Patent Citations
Cited PatentFiling datePublication dateApplicantTitle
US3566673 *Feb 28, 1968Mar 2, 1971Kogan AbrahamMethod and apparatus for measurement of concentration of a gas in a gas mixture
US3680359 *May 2, 1968Aug 1, 1972Mc Graw Edison CoTransformer having incipient fault detector
US3866460 *May 30, 1973Feb 18, 1975Westinghouse Electric CorpGas detector for fluid-filled electrical apparatus
Referenced by
Citing PatentFiling datePublication dateApplicantTitle
US4325247 *Jul 14, 1980Apr 20, 1982General Electric CompanyMethod for determining gaseous contaminants in vapor cooled transformers
US4664886 *Dec 13, 1983May 12, 1987Bacharach, Inc.Monitoring air pollution
US5088315 *Sep 12, 1990Feb 18, 1992Johnson Walter AGas purity analyzer and method

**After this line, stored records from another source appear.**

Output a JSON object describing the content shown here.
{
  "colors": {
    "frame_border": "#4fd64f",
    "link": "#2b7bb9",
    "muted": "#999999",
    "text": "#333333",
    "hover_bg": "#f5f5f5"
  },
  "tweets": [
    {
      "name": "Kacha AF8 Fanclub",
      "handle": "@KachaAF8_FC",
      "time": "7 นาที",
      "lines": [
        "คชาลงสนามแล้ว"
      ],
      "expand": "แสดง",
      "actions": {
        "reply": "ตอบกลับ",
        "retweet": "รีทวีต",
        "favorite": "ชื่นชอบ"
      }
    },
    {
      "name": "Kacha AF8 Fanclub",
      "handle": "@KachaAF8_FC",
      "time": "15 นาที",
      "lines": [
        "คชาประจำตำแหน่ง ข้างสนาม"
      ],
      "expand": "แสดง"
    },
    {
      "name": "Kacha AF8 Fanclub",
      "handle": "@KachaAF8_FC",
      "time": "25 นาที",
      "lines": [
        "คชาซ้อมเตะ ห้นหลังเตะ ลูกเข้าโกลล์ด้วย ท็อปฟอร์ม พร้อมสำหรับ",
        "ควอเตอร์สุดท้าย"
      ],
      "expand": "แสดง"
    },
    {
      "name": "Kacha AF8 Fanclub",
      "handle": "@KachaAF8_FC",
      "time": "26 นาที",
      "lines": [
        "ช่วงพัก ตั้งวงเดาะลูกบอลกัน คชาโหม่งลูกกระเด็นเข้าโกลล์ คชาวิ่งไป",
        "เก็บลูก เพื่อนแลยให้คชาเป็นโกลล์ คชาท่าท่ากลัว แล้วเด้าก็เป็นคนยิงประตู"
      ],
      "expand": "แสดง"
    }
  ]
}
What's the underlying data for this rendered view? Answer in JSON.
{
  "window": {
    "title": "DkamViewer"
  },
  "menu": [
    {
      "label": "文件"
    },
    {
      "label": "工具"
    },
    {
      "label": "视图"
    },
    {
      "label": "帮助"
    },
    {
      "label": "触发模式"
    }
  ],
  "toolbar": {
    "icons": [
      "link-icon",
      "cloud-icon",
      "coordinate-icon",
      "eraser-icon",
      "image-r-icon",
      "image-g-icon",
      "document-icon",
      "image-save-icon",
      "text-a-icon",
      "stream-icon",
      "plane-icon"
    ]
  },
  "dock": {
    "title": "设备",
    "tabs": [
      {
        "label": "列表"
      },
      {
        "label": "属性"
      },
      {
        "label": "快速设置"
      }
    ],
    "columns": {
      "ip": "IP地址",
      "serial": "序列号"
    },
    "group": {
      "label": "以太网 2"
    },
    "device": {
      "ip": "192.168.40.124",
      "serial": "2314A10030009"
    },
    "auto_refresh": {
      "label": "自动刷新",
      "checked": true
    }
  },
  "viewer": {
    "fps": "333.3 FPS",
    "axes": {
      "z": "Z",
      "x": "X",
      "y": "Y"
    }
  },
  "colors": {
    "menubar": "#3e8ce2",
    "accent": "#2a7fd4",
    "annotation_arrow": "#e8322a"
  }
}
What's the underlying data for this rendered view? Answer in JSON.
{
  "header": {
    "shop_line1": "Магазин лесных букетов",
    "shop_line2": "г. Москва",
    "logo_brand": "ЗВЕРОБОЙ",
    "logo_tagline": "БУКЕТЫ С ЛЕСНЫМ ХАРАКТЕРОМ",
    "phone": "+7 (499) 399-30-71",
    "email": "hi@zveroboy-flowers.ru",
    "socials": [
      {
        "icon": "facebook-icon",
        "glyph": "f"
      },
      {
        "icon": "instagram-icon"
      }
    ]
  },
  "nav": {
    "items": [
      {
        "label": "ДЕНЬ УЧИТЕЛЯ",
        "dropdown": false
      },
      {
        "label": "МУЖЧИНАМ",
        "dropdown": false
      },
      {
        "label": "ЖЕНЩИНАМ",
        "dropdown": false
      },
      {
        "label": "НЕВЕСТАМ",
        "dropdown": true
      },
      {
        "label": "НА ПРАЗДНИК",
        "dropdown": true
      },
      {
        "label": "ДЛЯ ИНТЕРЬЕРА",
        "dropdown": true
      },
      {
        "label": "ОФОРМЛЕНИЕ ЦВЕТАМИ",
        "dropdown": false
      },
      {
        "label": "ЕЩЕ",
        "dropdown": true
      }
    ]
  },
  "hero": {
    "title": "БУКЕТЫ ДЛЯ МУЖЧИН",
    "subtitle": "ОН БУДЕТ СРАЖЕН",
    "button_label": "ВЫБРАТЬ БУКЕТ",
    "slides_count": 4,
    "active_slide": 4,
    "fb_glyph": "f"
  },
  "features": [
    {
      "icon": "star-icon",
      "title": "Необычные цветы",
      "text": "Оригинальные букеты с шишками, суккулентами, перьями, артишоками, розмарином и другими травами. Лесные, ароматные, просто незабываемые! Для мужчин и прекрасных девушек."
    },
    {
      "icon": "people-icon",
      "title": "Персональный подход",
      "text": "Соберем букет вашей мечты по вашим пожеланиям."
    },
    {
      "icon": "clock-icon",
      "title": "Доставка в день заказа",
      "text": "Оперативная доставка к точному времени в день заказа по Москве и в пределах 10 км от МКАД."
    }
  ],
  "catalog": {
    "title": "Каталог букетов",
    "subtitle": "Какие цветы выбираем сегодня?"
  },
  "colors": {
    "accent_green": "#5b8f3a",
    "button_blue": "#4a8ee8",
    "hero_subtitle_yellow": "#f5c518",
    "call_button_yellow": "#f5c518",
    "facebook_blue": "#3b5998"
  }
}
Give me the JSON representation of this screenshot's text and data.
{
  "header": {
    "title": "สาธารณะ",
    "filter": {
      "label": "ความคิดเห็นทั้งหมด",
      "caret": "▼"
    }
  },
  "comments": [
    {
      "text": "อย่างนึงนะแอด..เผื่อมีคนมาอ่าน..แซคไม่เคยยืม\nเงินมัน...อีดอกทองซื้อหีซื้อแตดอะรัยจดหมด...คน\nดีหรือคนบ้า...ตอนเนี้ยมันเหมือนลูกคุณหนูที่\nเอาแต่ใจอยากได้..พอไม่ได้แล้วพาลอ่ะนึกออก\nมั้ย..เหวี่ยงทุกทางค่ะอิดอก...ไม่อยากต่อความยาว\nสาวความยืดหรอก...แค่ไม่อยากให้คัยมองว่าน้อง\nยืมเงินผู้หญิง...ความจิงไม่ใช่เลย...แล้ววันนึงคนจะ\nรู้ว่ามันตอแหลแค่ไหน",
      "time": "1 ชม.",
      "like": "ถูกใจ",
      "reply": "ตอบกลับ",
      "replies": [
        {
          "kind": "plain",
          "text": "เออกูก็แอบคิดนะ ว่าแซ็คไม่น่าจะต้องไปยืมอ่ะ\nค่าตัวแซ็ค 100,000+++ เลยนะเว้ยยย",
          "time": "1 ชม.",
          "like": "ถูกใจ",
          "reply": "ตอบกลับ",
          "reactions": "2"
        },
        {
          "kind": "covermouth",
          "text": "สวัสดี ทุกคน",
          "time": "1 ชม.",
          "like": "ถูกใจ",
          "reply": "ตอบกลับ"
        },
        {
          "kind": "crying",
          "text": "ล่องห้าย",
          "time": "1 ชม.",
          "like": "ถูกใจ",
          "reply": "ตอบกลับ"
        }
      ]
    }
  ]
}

US6292105Dec 22, 1999Sep 18, 2001The Johns Hopkins UniversityThermal ionization detector
US6959585 *Nov 14, 2001Nov 1, 2005Environment One CorporationSkids, modules, and modular system for monitoring hydrogen-cooled generators
US7448252Sep 28, 2005Nov 11, 2008Environment One CorporationSkids, modules, and modular system for monitoring hydrogen-cooled generators
Classifications
U.S. Classification436/2, 422/94, 436/7, 436/138, 73/23.2
International ClassificationH02H7/06, H02K9/24, H02K11/00, H02K9/08, G01N33/00
Cooperative ClassificationG01N33/0004
European ClassificationG01N33/00D